Recently, John LaRandeau, a hydrologist with the U.S. Army Corps of Engineers in Omaha, Nebraska, acknowledged that the Missouri is likely gouging new channels and deep cuts through the valley lowlands. He remarked to a reporter with the “Omaha World-Herald,” “It’s an untamed river…I’m worried about what’s going to be there [in the valley] when it [the water level] goes back to normal.” The available evidence from the flood zone indicates that the river is not only washing away some of the richest farmland in the world, it is also destroying countless human constructs located in the bottomlands. Just this week, the Iowa Department of Transportation expressed concern that the roadways in the valley, including Interstate 29, will suffer widespread damage from the months-long flood. At Decatur, Nebraska, the Missouri continues to pound the east abutment of a bridge. Thousands of the Army’s training structures have now been underwater for six weeks. Those structures were never designed to be submerged by such high flows for so long. The likelihood that the pile dikes and revetments are being dismantled by the river is real and grows with each passing day. LaRandeau expressed his concern about the status of the Army’s navigation channel, “We hope the controls will survive the flood.”
In 1903, the Missouri provided a good example of what it is capable of doing to the valley lowlands when in flood. That year, one of the largest June rises ever recorded struck the lower valley and the two Kansas Cities. In early May, heavy rains fell upon Iowa, Nebraska, Missouri and Kansas. Then, during the period May 16 to May 31, it rained every day in portions of north-central and northeast Kansas. The saturated soils of Kansas could not absorb the additional rainfall, so the rain quickly washed off the land and into the Kaw and Missouri rivers. By May 31, the Kaw had risen far beyond its banks. At Lecompton it carried 320,000 cubic feet per second (cfs). When the flooding Kaw crashed into the already swollen Missouri, the two rivers drove one another even higher. Muddy water inundated the industrial and railroad districts of the two Kansas Cities. The West and East Bottoms neighbourhoods sank under as much as 12 feet of filthy Missouri River water. Below the surface of the river’s dark currents, the Missouri scoured cavernous holes and channels through alluvium. The river’s erosive power only became visible to the human eye after the floodwaters receded later in June. Kansas Citians saw wide-scale destruction in the manufacturing district. Factories, rail lines, and bridges had been either undermined or shattered by the Missouri’s down cutting. At the peak of the flood on June 2, the Missouri hauled 548,000 cubic feet per second (cfs) past Kansas City, Missouri. That crest equalled nearly ten times the river’s average discharge rate of 56,950 cfs past that point.
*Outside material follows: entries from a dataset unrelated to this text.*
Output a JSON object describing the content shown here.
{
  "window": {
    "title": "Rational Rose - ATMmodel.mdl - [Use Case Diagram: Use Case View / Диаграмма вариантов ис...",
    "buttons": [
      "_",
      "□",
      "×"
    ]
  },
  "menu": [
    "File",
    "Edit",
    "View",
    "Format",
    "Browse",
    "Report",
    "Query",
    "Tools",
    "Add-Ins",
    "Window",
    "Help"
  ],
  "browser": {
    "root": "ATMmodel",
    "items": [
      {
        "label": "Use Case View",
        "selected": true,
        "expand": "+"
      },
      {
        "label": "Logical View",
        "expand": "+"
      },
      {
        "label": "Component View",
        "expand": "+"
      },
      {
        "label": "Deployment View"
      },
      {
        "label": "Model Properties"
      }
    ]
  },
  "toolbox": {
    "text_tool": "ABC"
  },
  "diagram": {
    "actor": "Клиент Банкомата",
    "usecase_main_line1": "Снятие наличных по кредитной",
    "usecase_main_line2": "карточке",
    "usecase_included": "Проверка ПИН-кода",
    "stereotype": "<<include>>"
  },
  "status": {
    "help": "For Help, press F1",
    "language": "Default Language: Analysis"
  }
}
Other big June rises came down the Missouri after 1903, but few have matched the size and destructive force of that flood. Although the flood of 2011 will not attain the volume of the 1903 flood – its longer duration and the greater number of constructs now in the valley – will make it a far more expensive flood. (Above photograph courtesy of Missouri Valley Special Collections, Kansas City Public Library, Kansas City, Missouri).